This is a workmanlike treatment of a subject that is a hardly
imaginable foundation of early America: slavery.
It’s more a documentary than any modern understanding of a novel.
Brown does a good job of character development for a limited cast of
characters, including Clotel, the “mulatto” daughter of a black slave mother
and a white father. The story of many aspects of slavery—disruption of
families, cruelty of masters, the abolition movement, the economic importance
of slave-based agriculture and production, the moral, philosophical and
political debates about the “peculiar institution”—is written in a style that
is manifestly journalistic and prosaic, not literary.
Clotel is a high impact read. Brown was born a slave in
Kentucky circa 1818. He escaped, became an abolitionist and a writer in
England, and was purchased by friends and freed in the middle of the 19th century.
He published Clotel in 1853 as the first “novel” written by a
It isn’t good reading. It’s harsh reading. It’s a terribly candid
condemnation of a despicable fact of American history. It’s a catalog of shame
and endurance and human spirit.
By the way, the subtitle acknowledges Brown’s unabashed reference
to the story, well known in the mid-19th century, that Thomas
Jefferson dallied with his slave, Sally Hemings, and had children with her.
Here are a couple items:
Prof. Cashin notes: “Historians estimate that perhaps 10 percent
of the four million slaves living in the South in 1860 had some white
ancestry.”1 Too many white owners forced themselves on their
female slaves. In some parts of the South, a person with white lineage except
for a black great-great-great-great grandmother could legally be sold as a
Brown underscores the hypocrisy of slave owners who professed
political, philosophical or religious convictions that were nominally opposed
to slavery. For example, Brown states that in the middle of the 19th century,
more than 660,000 slaves were owned “by members of the Christian church
in this pious democratic republic.”2

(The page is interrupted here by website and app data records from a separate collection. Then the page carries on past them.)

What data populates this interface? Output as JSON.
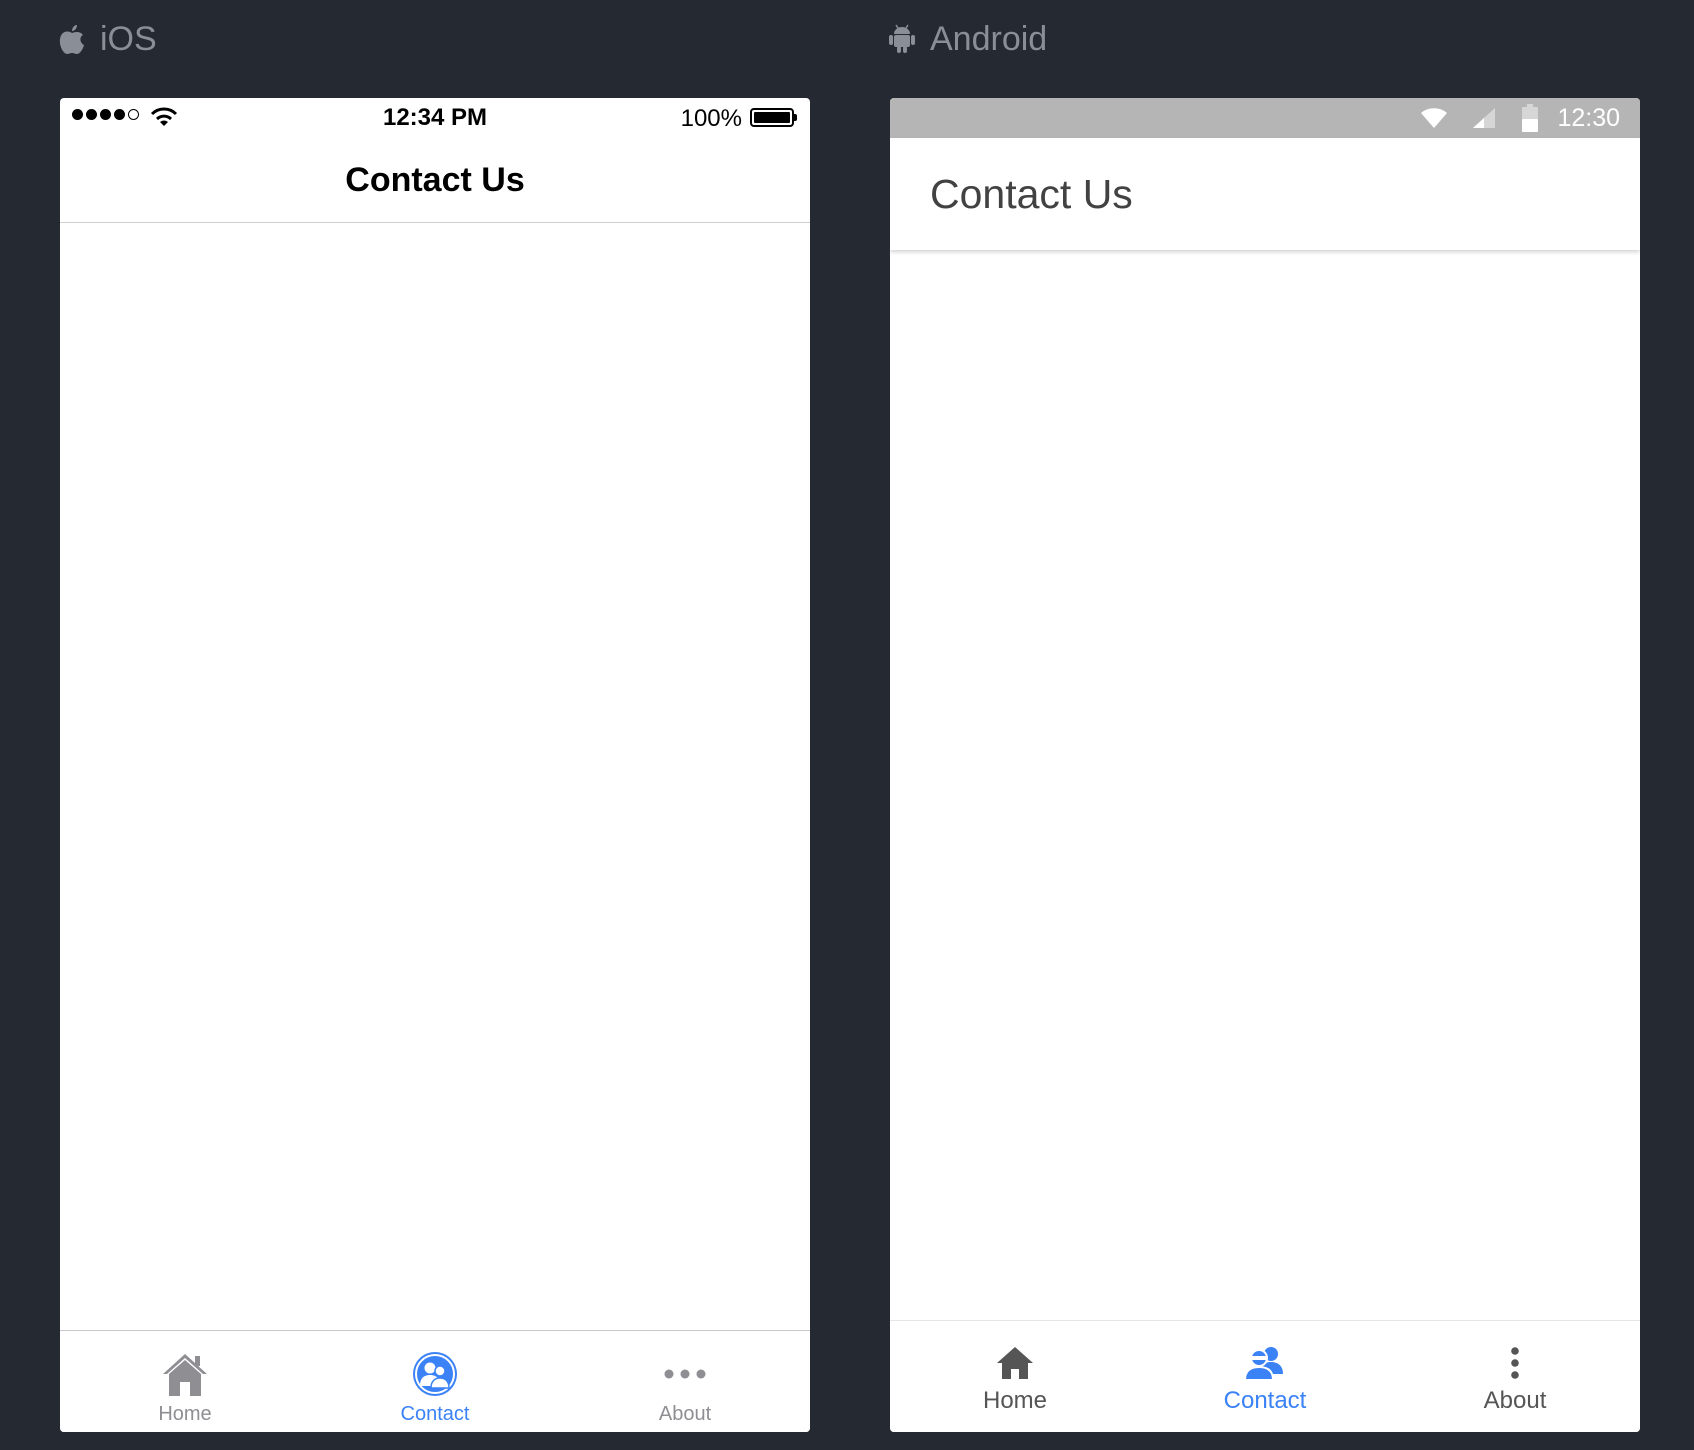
{
  "colors": {
    "background": "#252a32",
    "label": "#8a8f97",
    "accent": "#3b82f6",
    "ios_inactive": "#8e8e93",
    "android_inactive": "#555555",
    "android_statusbar": "#b5b5b5"
  },
  "ios": {
    "platform_label": "iOS",
    "platform_icon": "apple-icon",
    "status": {
      "time": "12:34 PM",
      "battery": "100%"
    },
    "nav_title": "Contact Us",
    "tabs": [
      {
        "label": "Home",
        "icon": "home-icon",
        "active": false
      },
      {
        "label": "Contact",
        "icon": "contacts-icon",
        "active": true
      },
      {
        "label": "About",
        "icon": "more-horizontal-icon",
        "active": false
      }
    ]
  },
  "android": {
    "platform_label": "Android",
    "platform_icon": "android-icon",
    "status": {
      "time": "12:30"
    },
    "app_title": "Contact Us",
    "tabs": [
      {
        "label": "Home",
        "icon": "home-icon",
        "active": false
      },
      {
        "label": "Contact",
        "icon": "contacts-icon",
        "active": true
      },
      {
        "label": "About",
        "icon": "more-vertical-icon",
        "active": false
      }
    ]
  }
}
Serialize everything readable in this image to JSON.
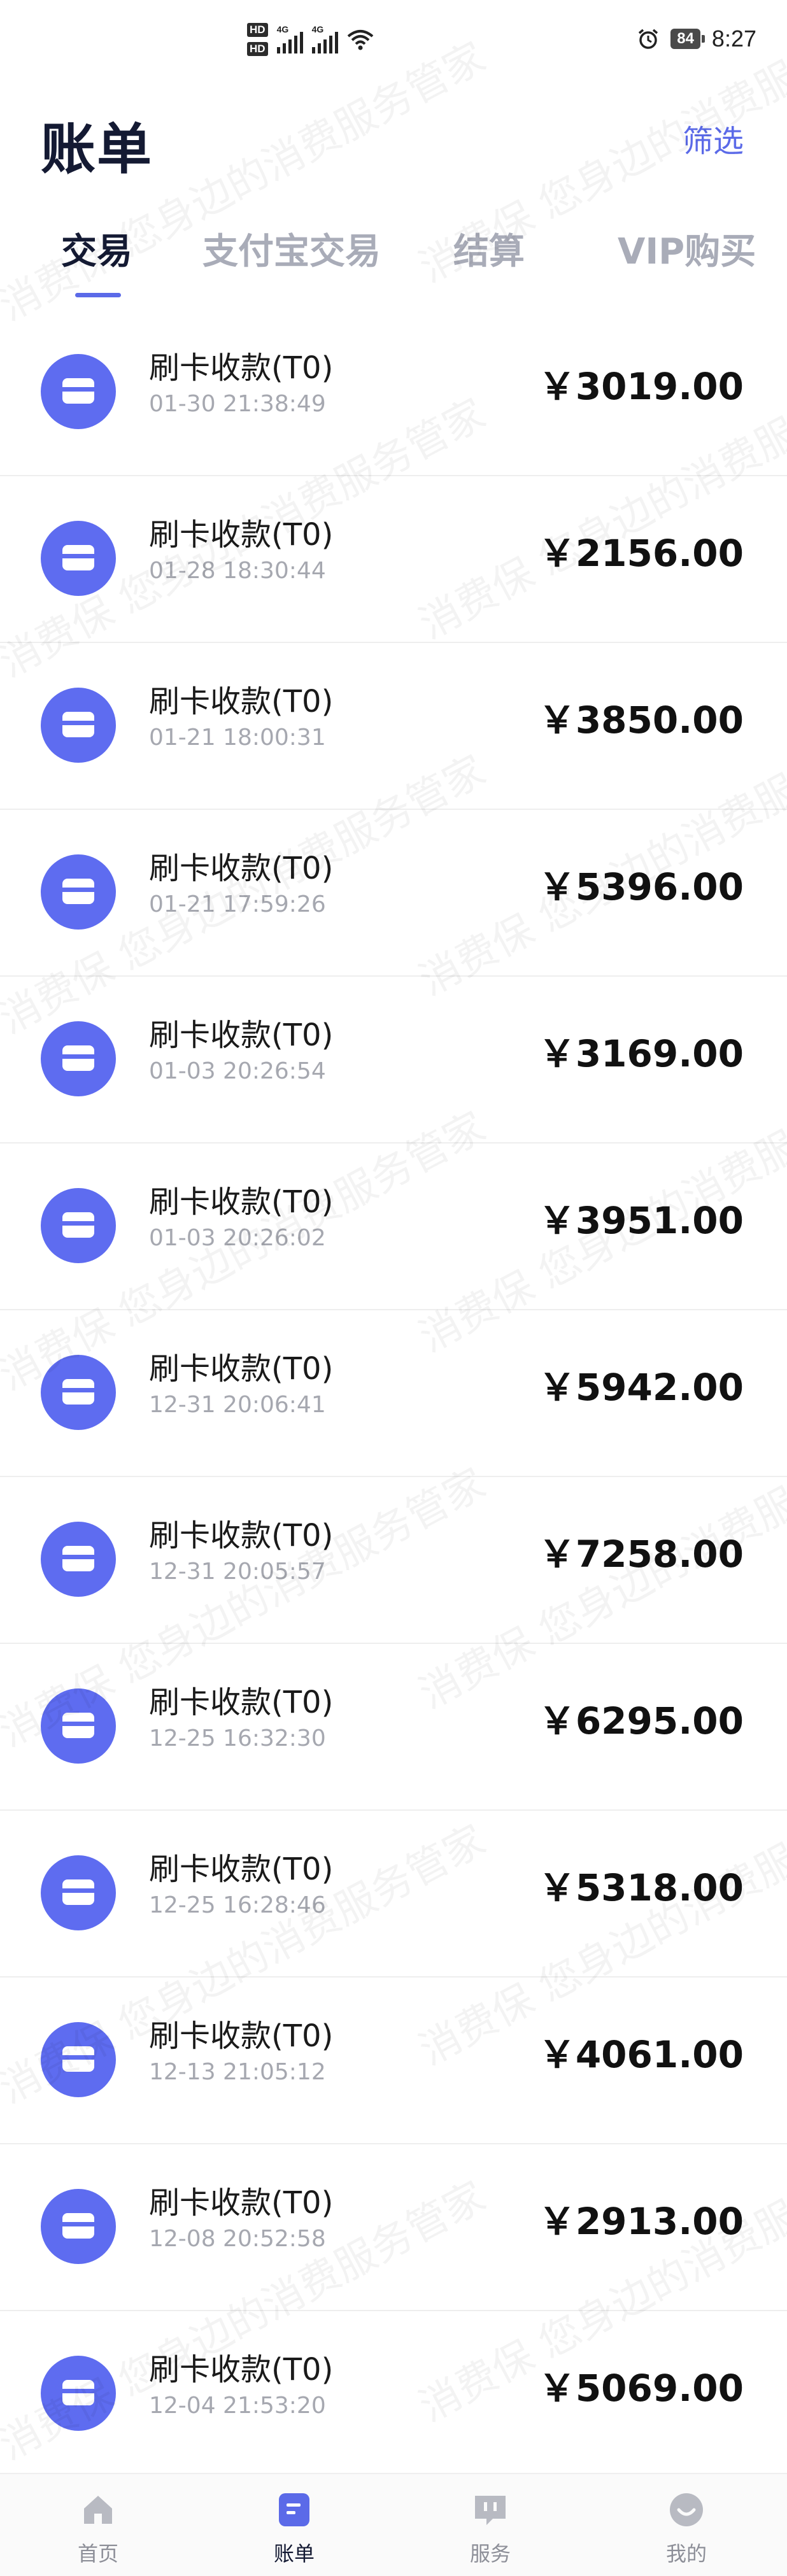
{
  "status_bar": {
    "hd_badges": [
      "HD",
      "HD"
    ],
    "network": [
      "4G",
      "4G"
    ],
    "battery": "84",
    "time": "8:27"
  },
  "header": {
    "title": "账单",
    "filter_label": "筛选"
  },
  "tabs": [
    {
      "label": "交易",
      "active": true
    },
    {
      "label": "支付宝交易",
      "active": false
    },
    {
      "label": "结算",
      "active": false
    },
    {
      "label": "VIP购买",
      "active": false
    }
  ],
  "transactions": [
    {
      "title": "刷卡收款(T0)",
      "time": "01-30 21:38:49",
      "amount": "￥3019.00"
    },
    {
      "title": "刷卡收款(T0)",
      "time": "01-28 18:30:44",
      "amount": "￥2156.00"
    },
    {
      "title": "刷卡收款(T0)",
      "time": "01-21 18:00:31",
      "amount": "￥3850.00"
    },
    {
      "title": "刷卡收款(T0)",
      "time": "01-21 17:59:26",
      "amount": "￥5396.00"
    },
    {
      "title": "刷卡收款(T0)",
      "time": "01-03 20:26:54",
      "amount": "￥3169.00"
    },
    {
      "title": "刷卡收款(T0)",
      "time": "01-03 20:26:02",
      "amount": "￥3951.00"
    },
    {
      "title": "刷卡收款(T0)",
      "time": "12-31 20:06:41",
      "amount": "￥5942.00"
    },
    {
      "title": "刷卡收款(T0)",
      "time": "12-31 20:05:57",
      "amount": "￥7258.00"
    },
    {
      "title": "刷卡收款(T0)",
      "time": "12-25 16:32:30",
      "amount": "￥6295.00"
    },
    {
      "title": "刷卡收款(T0)",
      "time": "12-25 16:28:46",
      "amount": "￥5318.00"
    },
    {
      "title": "刷卡收款(T0)",
      "time": "12-13 21:05:12",
      "amount": "￥4061.00"
    },
    {
      "title": "刷卡收款(T0)",
      "time": "12-08 20:52:58",
      "amount": "￥2913.00"
    },
    {
      "title": "刷卡收款(T0)",
      "time": "12-04 21:53:20",
      "amount": "￥5069.00"
    }
  ],
  "watermark_text": "消费保 您身边的消费服务管家",
  "bottom_nav": [
    {
      "label": "首页",
      "icon": "home-icon",
      "active": false
    },
    {
      "label": "账单",
      "icon": "bill-icon",
      "active": true
    },
    {
      "label": "服务",
      "icon": "service-icon",
      "active": false
    },
    {
      "label": "我的",
      "icon": "profile-icon",
      "active": false
    }
  ],
  "colors": {
    "accent": "#5b6ae8",
    "icon_bg": "#5e6cf0",
    "title_dark": "#141a33",
    "muted": "#a6a8b0"
  }
}
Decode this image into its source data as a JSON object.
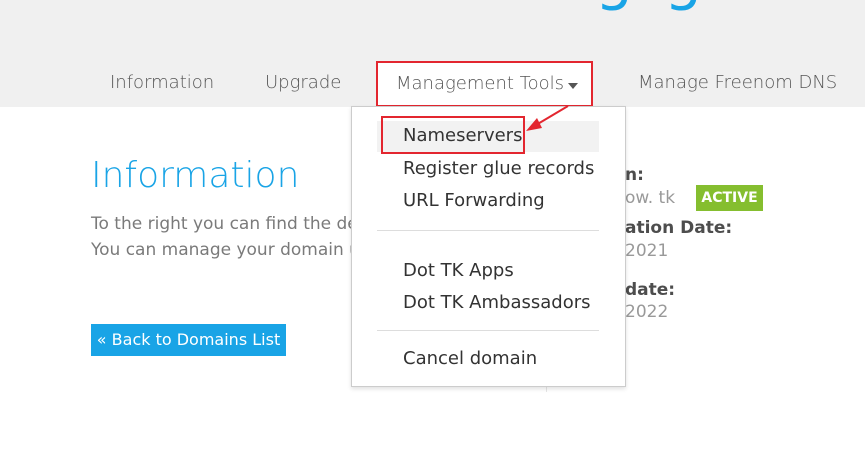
{
  "header": {
    "logo_fragment": "g g",
    "tabs": [
      {
        "label": "Information"
      },
      {
        "label": "Upgrade"
      },
      {
        "label": "Management Tools"
      },
      {
        "label": "Manage Freenom DNS"
      }
    ]
  },
  "dropdown": {
    "items": [
      {
        "label": "Nameservers"
      },
      {
        "label": "Register glue records"
      },
      {
        "label": "URL Forwarding"
      },
      {
        "label": "Dot TK Apps"
      },
      {
        "label": "Dot TK Ambassadors"
      },
      {
        "label": "Cancel domain"
      }
    ]
  },
  "main": {
    "title": "Information",
    "line1": "To the right you can find the deta",
    "line2": "You can manage your domain usi",
    "back_button": "« Back to Domains List"
  },
  "right": {
    "domain_label": "n:",
    "domain_value": "ow.  tk",
    "status": "ACTIVE",
    "reg_label": "ation Date:",
    "reg_value": "2021",
    "exp_label": "date:",
    "exp_value": "2022"
  },
  "colors": {
    "accent": "#19a4e6",
    "highlight_red": "#e3262f",
    "active_badge": "#85be2f"
  }
}
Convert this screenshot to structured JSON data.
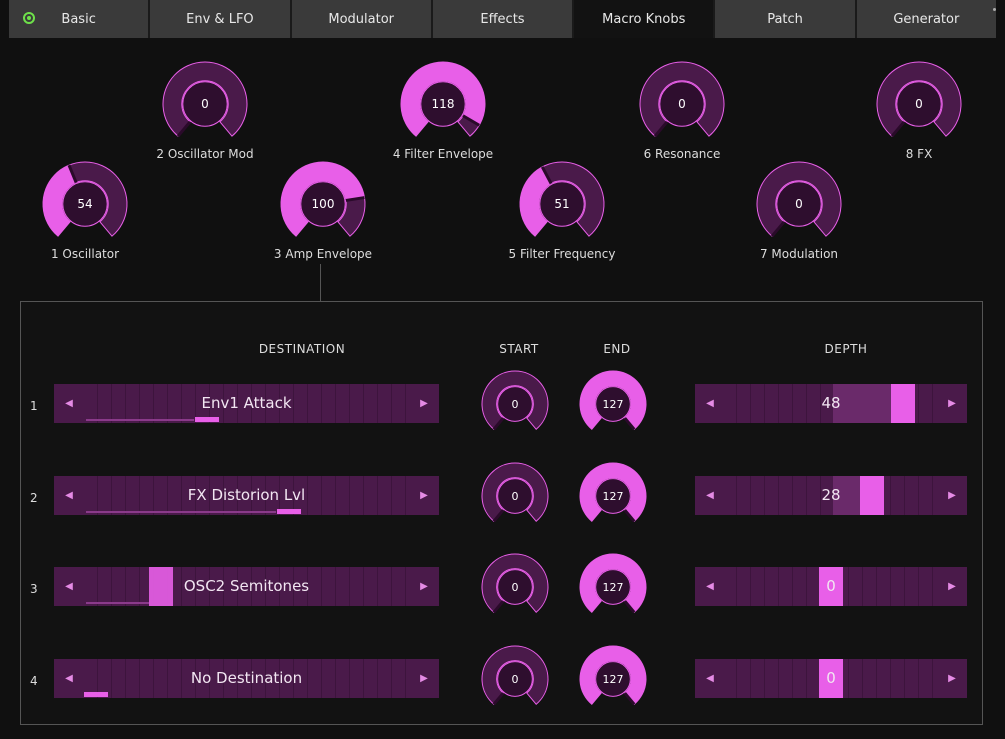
{
  "tabs": [
    {
      "label": "Basic"
    },
    {
      "label": "Env & LFO"
    },
    {
      "label": "Modulator"
    },
    {
      "label": "Effects"
    },
    {
      "label": "Macro Knobs"
    },
    {
      "label": "Patch"
    },
    {
      "label": "Generator"
    }
  ],
  "macros": [
    {
      "label": "1 Oscillator",
      "value": "54",
      "level": 0.42
    },
    {
      "label": "2 Oscillator Mod",
      "value": "0",
      "level": 0
    },
    {
      "label": "3 Amp Envelope",
      "value": "100",
      "level": 0.79
    },
    {
      "label": "4 Filter Envelope",
      "value": "118",
      "level": 0.93
    },
    {
      "label": "5 Filter Frequency",
      "value": "51",
      "level": 0.4
    },
    {
      "label": "6 Resonance",
      "value": "0",
      "level": 0
    },
    {
      "label": "7 Modulation",
      "value": "0",
      "level": 0
    },
    {
      "label": "8 FX",
      "value": "0",
      "level": 0
    }
  ],
  "panel": {
    "headers": {
      "destination": "DESTINATION",
      "start": "START",
      "end": "END",
      "depth": "DEPTH"
    },
    "rows": [
      {
        "num": "1",
        "destination": "Env1 Attack",
        "start": "0",
        "end": "127",
        "depth": "48"
      },
      {
        "num": "2",
        "destination": "FX Distorion Lvl",
        "start": "0",
        "end": "127",
        "depth": "28"
      },
      {
        "num": "3",
        "destination": "OSC2 Semitones",
        "start": "0",
        "end": "127",
        "depth": "0"
      },
      {
        "num": "4",
        "destination": "No Destination",
        "start": "0",
        "end": "127",
        "depth": "0"
      }
    ]
  },
  "colors": {
    "accent": "#e85fe8",
    "track": "#4a1a4a",
    "power": "#6ee04a"
  },
  "icons": {
    "power": "power-indicator-icon",
    "left": "arrow-left-icon",
    "right": "arrow-right-icon"
  }
}
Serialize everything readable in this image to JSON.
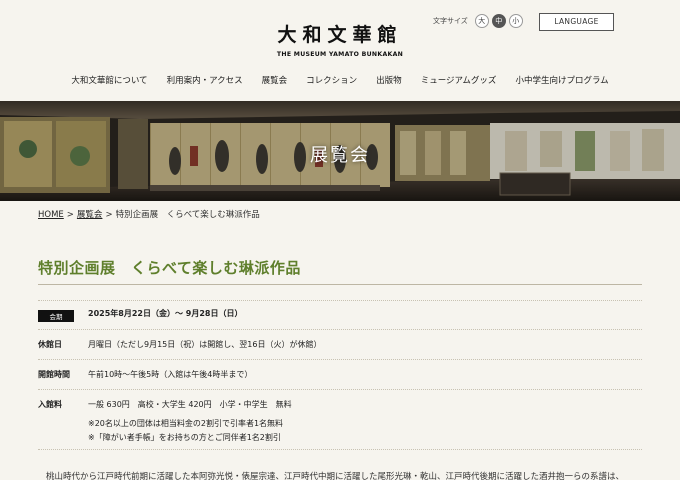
{
  "header": {
    "logo_jp": "大和文華館",
    "logo_en": "THE MUSEUM YAMATO BUNKAKAN",
    "font_size_label": "文字サイズ",
    "font_sizes": [
      "大",
      "中",
      "小"
    ],
    "language_label": "LANGUAGE"
  },
  "nav": {
    "items": [
      "大和文華館について",
      "利用案内・アクセス",
      "展覧会",
      "コレクション",
      "出版物",
      "ミュージアムグッズ",
      "小中学生向けプログラム"
    ]
  },
  "hero": {
    "title": "展覧会"
  },
  "breadcrumb": {
    "home": "HOME",
    "exhibitions": "展覧会",
    "current": "特別企画展　くらべて楽しむ琳派作品",
    "separator": ">"
  },
  "page": {
    "title": "特別企画展　くらべて楽しむ琳派作品"
  },
  "info": {
    "period_label": "会期",
    "period_value": "2025年8月22日（金）～ 9月28日（日）",
    "closed_label": "休館日",
    "closed_value": "月曜日（ただし9月15日（祝）は開館し、翌16日（火）が休館）",
    "hours_label": "開館時間",
    "hours_value": "午前10時～午後5時（入館は午後4時半まで）",
    "fee_label": "入館料",
    "fee_value": "一般 630円　高校・大学生 420円　小学・中学生　無料",
    "fee_note1": "※20名以上の団体は相当料金の2割引で引率者1名無料",
    "fee_note2": "※「障がい者手帳」をお持ちの方とご同伴者1名2割引"
  },
  "body": {
    "intro": "桃山時代から江戸時代前期に活躍した本阿弥光悦・俵屋宗達、江戸時代中期に活躍した尾形光琳・乾山、江戸時代後期に活躍した酒井抱一らの系譜は、"
  }
}
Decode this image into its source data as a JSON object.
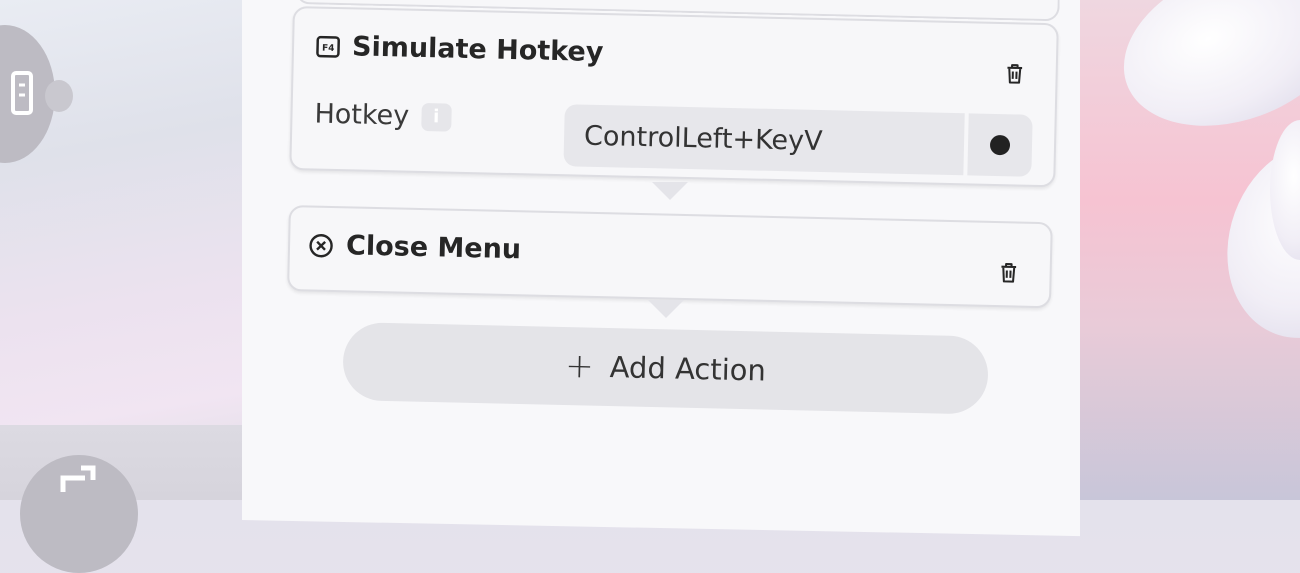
{
  "cards": {
    "simulate_hotkey": {
      "title": "Simulate Hotkey",
      "icon": "function-key-icon",
      "hotkey_label": "Hotkey",
      "hotkey_value": "ControlLeft+KeyV",
      "info_glyph": "i"
    },
    "close_menu": {
      "title": "Close Menu",
      "icon": "close-circle-icon"
    }
  },
  "add_action": {
    "plus": "+",
    "label": "Add Action"
  },
  "colors": {
    "panel": "#f8f8fa",
    "card_border": "#dddde2",
    "field_bg": "#e7e7eb",
    "text": "#262626"
  }
}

Slavery died hard. Writers like Brown helped to make it happen.
If Abigail Adams had been named Absalom Adams, he surely would have been a conspicuously good candidate to be a Massachusetts delegate to the Continental Congresses.
Abigail was an indefatigable advisor to her husband, a deeply wise observer of public affairs, a patriotic supporter of the Revolutionary War and a staunch advocate of common sense and the public good.
In March 1776, when John was a delegate to the Second Continental Congress in Philadelphia, Abigail took care to include the following in one of her letters to him:
“…in the new code of laws which I suppose it will be necessary for you to make, I desire you would remember the ladies, and be more favorable to them than your ancestors…”
Abigail was a remarkable American in the 18th century.
David G. McCullough, John Adams (New York: Simon & Schuster, 2001), 104.